Saturday, April 16, 2011

Good Morning.

My breakfast. My morning. Daddy's breakfast. Good morning.
—From the Children's Book My World.

Entering Opal's room in the morning is like cracking an egg and climbing inside, in the very best sense.

The inner-elements have remained consistent since Opal began sleeping in her own room, over a year ago.
There's the elephant humidifier that exudes moisture from it's trunk like a sort of non-verbal charm. Vapor! as Opal refers to it. (We are currently on the 3rd Elephant humidifier—we just continue to run their little motors into the ground.) There's the vertical space heater that stands as solid as a Beefeater. Her room encases a different ecosystem from the rest of the house, with it's supplemental warmth and humidity.

There's the noise machine that works as a tiny plug-in version of the Old Lady who only stops whispering hush when we switch her off. There's the froggie ceiling-projection nightlight. Things do not require a proper face to adopt character-status and when one of them is missing, it doesn't take long to notice.

The well-established morning routine begins by greeting our sleepy-eyed little cherub. With her sideways bedhead looking like it's been assaulted by the elements, she squints and rubs an eye.

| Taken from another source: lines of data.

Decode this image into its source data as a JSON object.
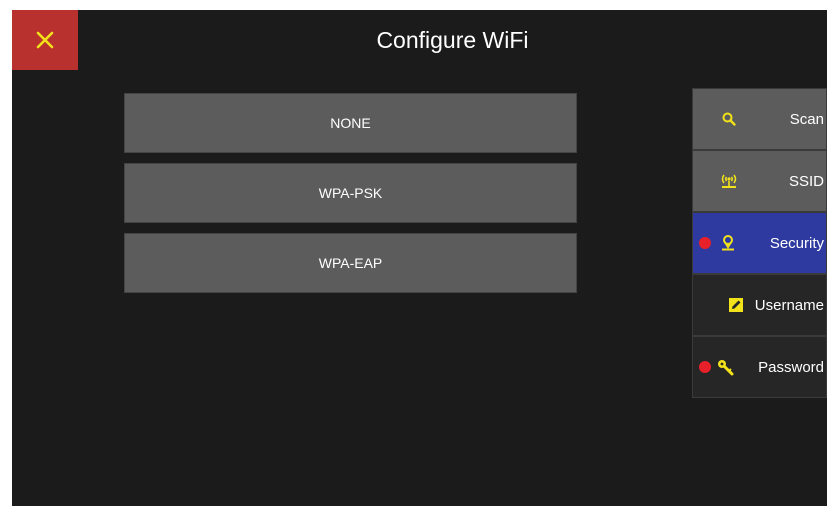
{
  "header": {
    "title": "Configure WiFi",
    "close_label": "×"
  },
  "options": [
    {
      "label": "NONE"
    },
    {
      "label": "WPA-PSK"
    },
    {
      "label": "WPA-EAP"
    }
  ],
  "sidebar": {
    "items": [
      {
        "label": "Scan",
        "icon": "search-icon",
        "state": "normal",
        "required": false
      },
      {
        "label": "SSID",
        "icon": "broadcast-icon",
        "state": "normal",
        "required": false
      },
      {
        "label": "Security",
        "icon": "pin-icon",
        "state": "active",
        "required": true
      },
      {
        "label": "Username",
        "icon": "edit-icon",
        "state": "dark",
        "required": false
      },
      {
        "label": "Password",
        "icon": "key-icon",
        "state": "dark",
        "required": true
      }
    ]
  },
  "colors": {
    "background": "#1b1b1b",
    "close_button": "#b8312f",
    "accent_icon": "#f2e21a",
    "active_item": "#2e3a9f",
    "button": "#5c5c5c",
    "required_dot": "#e8202a"
  }
}
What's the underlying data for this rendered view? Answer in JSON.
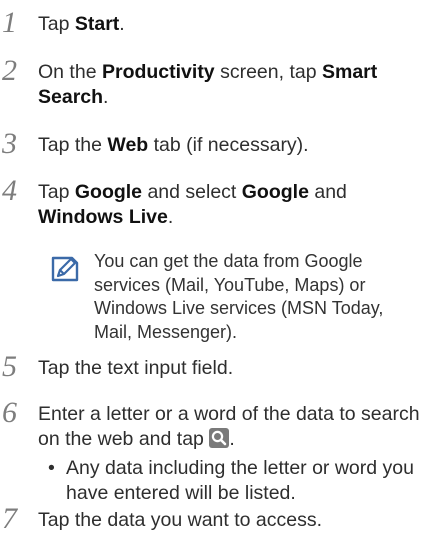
{
  "steps": [
    {
      "num": "1",
      "pre": "Tap ",
      "b1": "Start",
      "post": "."
    },
    {
      "num": "2",
      "pre": "On the ",
      "b1": "Productivity",
      "mid": " screen, tap ",
      "b2": "Smart Search",
      "post": "."
    },
    {
      "num": "3",
      "pre": "Tap the ",
      "b1": "Web",
      "post": " tab (if necessary)."
    },
    {
      "num": "4",
      "pre": "Tap ",
      "b1": "Google",
      "mid": " and select ",
      "b2": "Google",
      "mid2": " and ",
      "b3": "Windows Live",
      "post": "."
    },
    {
      "num": "5",
      "text": "Tap the text input field."
    },
    {
      "num": "6",
      "pre": "Enter a letter or a word of the data to search on the web and tap ",
      "post": "."
    },
    {
      "num": "7",
      "text": "Tap the data you want to access."
    }
  ],
  "note": {
    "icon": "note-pencil-icon",
    "text": "You can get the data from Google services (Mail, YouTube, Maps) or Windows Live services (MSN Today, Mail, Messenger)."
  },
  "bullet": {
    "dot": "•",
    "text": "Any data including the letter or word you have entered will be listed."
  },
  "icons": {
    "search": "search-icon"
  },
  "colors": {
    "step_number": "#7d7d7d",
    "body_text": "#2e2e2e",
    "search_icon_bg": "#7a7a7a"
  }
}
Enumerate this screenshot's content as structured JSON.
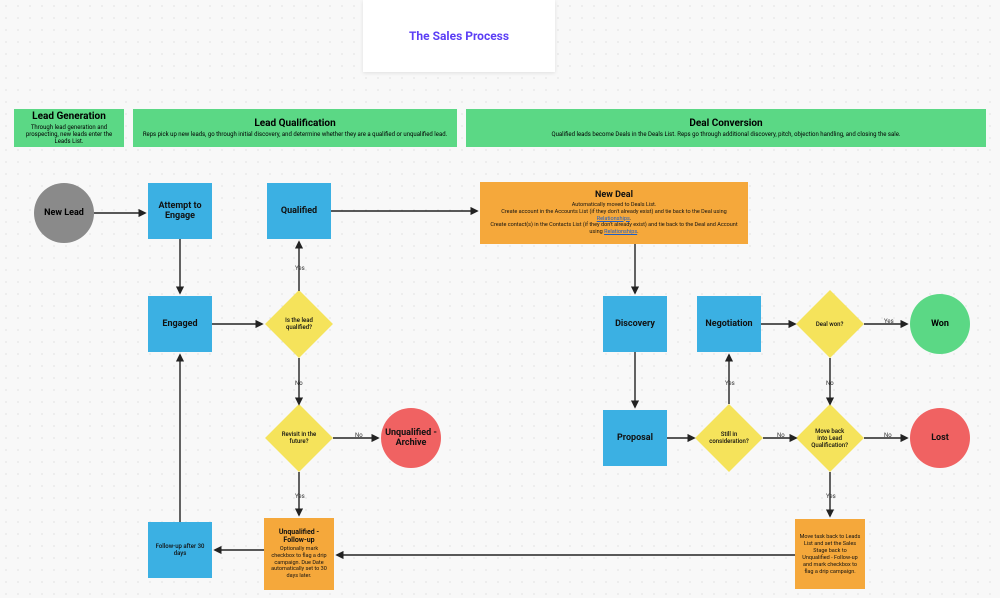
{
  "title": "The Sales Process",
  "phases": {
    "leadGeneration": {
      "title": "Lead Generation",
      "sub": "Through lead generation and prospecting, new leads enter the Leads List."
    },
    "leadQualification": {
      "title": "Lead Qualification",
      "sub": "Reps pick up new leads, go through initial discovery, and determine whether they are a qualified or unqualified lead."
    },
    "dealConversion": {
      "title": "Deal Conversion",
      "sub": "Qualified leads become Deals in the Deals List. Reps go through additional discovery, pitch, objection handling, and closing the sale."
    }
  },
  "nodes": {
    "newLead": "New Lead",
    "attemptEngage": "Attempt to Engage",
    "engaged": "Engaged",
    "followUp30": "Follow-up after 30 days",
    "qualified": "Qualified",
    "isLeadQualified": "Is the lead qualified?",
    "revisitFuture": "Revisit in the future?",
    "unqualifiedArchive": "Unqualified - Archive",
    "unqualifiedFollow": {
      "title": "Unqualified - Follow-up",
      "sub": "Optionally mark checkbox to flag a drip campaign. Due Date automatically set to 30 days later."
    },
    "newDeal": {
      "title": "New Deal",
      "sub": "Automatically moved to Deals List. Create account in the Accounts List (if they don't already exist) and tie back to the Deal using Relationships. Create contact(s) in the Contacts List (if they don't already exist) and tie back to the Deal and Account using Relationships."
    },
    "discovery": "Discovery",
    "proposal": "Proposal",
    "negotiation": "Negotiation",
    "stillConsideration": "Still in consideration?",
    "dealWon": "Deal won?",
    "moveBack": "Move back into Lead Qualification?",
    "won": "Won",
    "lost": "Lost",
    "moveTaskBack": "Move task back to Leads List and set the Sales Stage back to Unqualified - Follow-up and mark checkbox to flag a drip campaign."
  },
  "labels": {
    "yes": "Yes",
    "no": "No"
  },
  "links": {
    "relationships": "Relationships"
  }
}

Even when awoken from a deep sleep, she is a cheerful little girl. A poor mood only comes from attempting to rush her wake-up process, to get-the-show-on-the-road when there is someplace to be. It was made clear long long ago that it's a much better idea to shave 15 minutes from her sleep or nap in order to negate the hustle.

She stirs, sits, stares, snuggles then shifts a bit and drowsily hands over B or Golla, which is a customary Opal-greeting (not limited to sleepytime-chatter). There's another quiet pocket of time while the vapor continues to blow and the little machine continues to whisper hush. Perhaps another eye-rub or a stretch to follow. I whisper good morning to all of her animals, touching them each on the head as I do, Good morning Golla, Good morning B...moving gently in the periphery, not yet directly towards her. Suggesting movement or activity too early results in a resounding NOOOO! as she digs deeper into the crib-heap, adding an easy 10 grumpy-minutes to the process.

On her own accord, Opal eventually whispers, drink milk? read book? up?

Lifting her from the crib for the first time in the morning is much like the first good stretch of the day, the first deep, lung-expanding inhale that shakes the dust right off. The fleece jammies are slightly damp with sweat, limbs dangling loosely like B who is clutched in her tiny pear-pit hand. She shifts her weight towards the rocker and we sit in the darkness, wrapped in the down comforter from her crib. The familiar chocolate-colored bunnies cavort across the fabric on her chest.

There is one massive, collective sigh and we rock, gently like a canoe in languid waters. We rock, moving neither forward nor backwards, as Opal slurps down her milk from the red sippy.

This is the longest stretch of stillness she will inhabit for the entire day.

Read book, she whispers as she comes up for air, bright light. She is ready to switch on the light and begin the day, erase the precious cozy shadows and crispen the edges. But I continue to rock and rock in the dark, putting off the sequence of activities, staving off our inevitable emergence from the egg for as long as she allows, as the milk dissolves from her cup like sand in an hourglass.


  1. Beautiful blog- I love you precious Opal!

  2. Yes. Yes. I want you to come and get me out of my crib. Then I want to be you and come and get Opal out of her crib one day. Maybe in June??? Is Opes will allow...